But the other procedural ground relied upon by the defendant, that the plaintiff has an adequate remedy at law, is, I think, good in this case. As heretofore pointed out, the Collector's notices to the trustee are not self-executing with respect to the collection of the taxes; and the Collector has not undertaken to actually sell under the notice of distraint. If the demand for payment is refused by the trustee, the right of the United States to enforce collection will necessitate a sale under the distraint by the Collector, or an independent judicial proceeding by the United States under section 3678 to enforce the lien by sale or a suit against the trustee for individual liability under section 3710; or a petition by the trustee filed in the State Court. To any such proceeding the trustee will have the opportunity to present any legal defenses that it may have. If the Collector should undertake to sell under the distraint, or to sue the trustee under section 3710, which applies by its terms only with respect to property subject to distraint (sections 3690 and 3692), the question may arise whether the accrued income in the possession of the trustee was liable to distraint under the federal statute. This particular question has not been argued by counsel and it is not necessary here to decide it. It is sufficient now to note apparently conflicting decisions on the point. In some cases it has been held, *707 or at least assumed, that a chose in action of the character here involved is subject to distraint. Cannon v. Nicholas, 10 Cir., 80 F.2d 934; United States v. Long Island Drug Co., 2 Cir., 115 F.2d 983; Commonwealth Bank v. United States, 6 Cir., 115 F.2d 327; United States v. Penn Mutual Life Ins. Co., 3 Cir., 130 F.2d 495, 497, 142 A.L.R. 888. But other cases, some quite recent, are seemingly to the contrary. United States v. Metropolitan Life Ins. Co., 2 Cir., 130 F.2d 149; United States v. Morris & Essex R. Co., 2 Cir., 135 F.2d 711; United States v. Ætna Life Ins. Co., D.C.Conn., 46 F. Supp. 30; In re Rosenberg's Will, 269 N.Y. 253, 199 N.E. 206, 105 A.L.R. 1238.

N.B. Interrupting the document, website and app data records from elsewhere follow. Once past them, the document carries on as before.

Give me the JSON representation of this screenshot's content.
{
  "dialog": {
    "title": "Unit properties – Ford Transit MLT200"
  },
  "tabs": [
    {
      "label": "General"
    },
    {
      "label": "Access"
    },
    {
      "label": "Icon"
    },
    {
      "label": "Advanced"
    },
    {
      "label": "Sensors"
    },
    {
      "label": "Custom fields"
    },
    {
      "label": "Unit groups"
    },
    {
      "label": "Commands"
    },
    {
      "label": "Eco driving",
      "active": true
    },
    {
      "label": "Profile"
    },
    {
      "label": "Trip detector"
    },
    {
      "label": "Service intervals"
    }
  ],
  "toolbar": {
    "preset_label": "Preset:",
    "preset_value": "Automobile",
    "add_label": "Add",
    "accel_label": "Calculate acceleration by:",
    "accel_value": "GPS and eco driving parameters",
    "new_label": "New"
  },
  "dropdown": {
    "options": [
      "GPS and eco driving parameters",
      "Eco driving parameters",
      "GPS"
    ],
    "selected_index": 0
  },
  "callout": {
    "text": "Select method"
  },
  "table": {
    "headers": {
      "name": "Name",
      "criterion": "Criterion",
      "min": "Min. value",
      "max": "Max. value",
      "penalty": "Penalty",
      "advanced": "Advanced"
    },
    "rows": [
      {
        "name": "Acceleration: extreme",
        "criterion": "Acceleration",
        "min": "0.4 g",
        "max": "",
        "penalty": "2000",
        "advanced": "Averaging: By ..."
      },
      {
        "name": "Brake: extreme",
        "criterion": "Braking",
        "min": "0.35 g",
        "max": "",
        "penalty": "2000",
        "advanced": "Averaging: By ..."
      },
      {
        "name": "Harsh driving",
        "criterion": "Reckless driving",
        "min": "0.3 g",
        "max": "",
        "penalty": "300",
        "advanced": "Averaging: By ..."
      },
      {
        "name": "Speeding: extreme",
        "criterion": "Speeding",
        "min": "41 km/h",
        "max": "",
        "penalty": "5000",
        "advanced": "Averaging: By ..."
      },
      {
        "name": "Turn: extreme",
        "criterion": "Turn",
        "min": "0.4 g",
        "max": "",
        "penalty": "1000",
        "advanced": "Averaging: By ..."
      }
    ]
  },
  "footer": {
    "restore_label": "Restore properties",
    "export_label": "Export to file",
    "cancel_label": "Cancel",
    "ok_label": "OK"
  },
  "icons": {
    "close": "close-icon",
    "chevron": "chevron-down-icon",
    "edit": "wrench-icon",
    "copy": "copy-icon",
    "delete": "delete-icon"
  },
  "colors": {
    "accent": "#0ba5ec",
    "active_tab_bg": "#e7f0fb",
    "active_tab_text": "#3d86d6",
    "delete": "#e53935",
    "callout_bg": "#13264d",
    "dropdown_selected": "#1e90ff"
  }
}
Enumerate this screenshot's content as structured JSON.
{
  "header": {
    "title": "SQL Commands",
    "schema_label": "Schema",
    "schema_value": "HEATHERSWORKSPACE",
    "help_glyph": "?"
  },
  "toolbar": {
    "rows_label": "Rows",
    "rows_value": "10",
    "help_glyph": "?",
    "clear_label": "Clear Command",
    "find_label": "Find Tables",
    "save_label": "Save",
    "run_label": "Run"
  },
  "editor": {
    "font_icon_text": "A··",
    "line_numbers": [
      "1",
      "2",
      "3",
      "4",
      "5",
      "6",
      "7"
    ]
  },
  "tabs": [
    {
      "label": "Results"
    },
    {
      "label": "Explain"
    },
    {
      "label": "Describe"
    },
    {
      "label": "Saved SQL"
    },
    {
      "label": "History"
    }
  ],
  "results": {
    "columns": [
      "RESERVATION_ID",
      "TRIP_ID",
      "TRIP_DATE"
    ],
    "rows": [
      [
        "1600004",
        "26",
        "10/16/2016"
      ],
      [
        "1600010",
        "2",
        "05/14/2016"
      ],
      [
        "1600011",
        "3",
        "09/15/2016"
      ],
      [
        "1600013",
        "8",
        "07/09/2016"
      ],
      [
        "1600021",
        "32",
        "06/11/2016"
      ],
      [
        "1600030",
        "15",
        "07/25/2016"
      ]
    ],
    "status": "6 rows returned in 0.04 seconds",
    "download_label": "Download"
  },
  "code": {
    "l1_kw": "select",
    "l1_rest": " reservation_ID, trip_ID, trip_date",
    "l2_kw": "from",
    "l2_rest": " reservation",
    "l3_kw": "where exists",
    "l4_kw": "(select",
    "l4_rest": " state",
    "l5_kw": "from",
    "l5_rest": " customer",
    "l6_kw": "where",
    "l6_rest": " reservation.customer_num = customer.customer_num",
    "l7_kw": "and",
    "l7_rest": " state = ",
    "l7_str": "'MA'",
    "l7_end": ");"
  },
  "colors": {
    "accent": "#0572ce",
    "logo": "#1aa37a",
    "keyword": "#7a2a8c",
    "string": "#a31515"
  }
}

For all these reasons I have concluded that the complaint must be dismissed with taxable court costs against the plaintiff. Counsel may submit the appropriate order.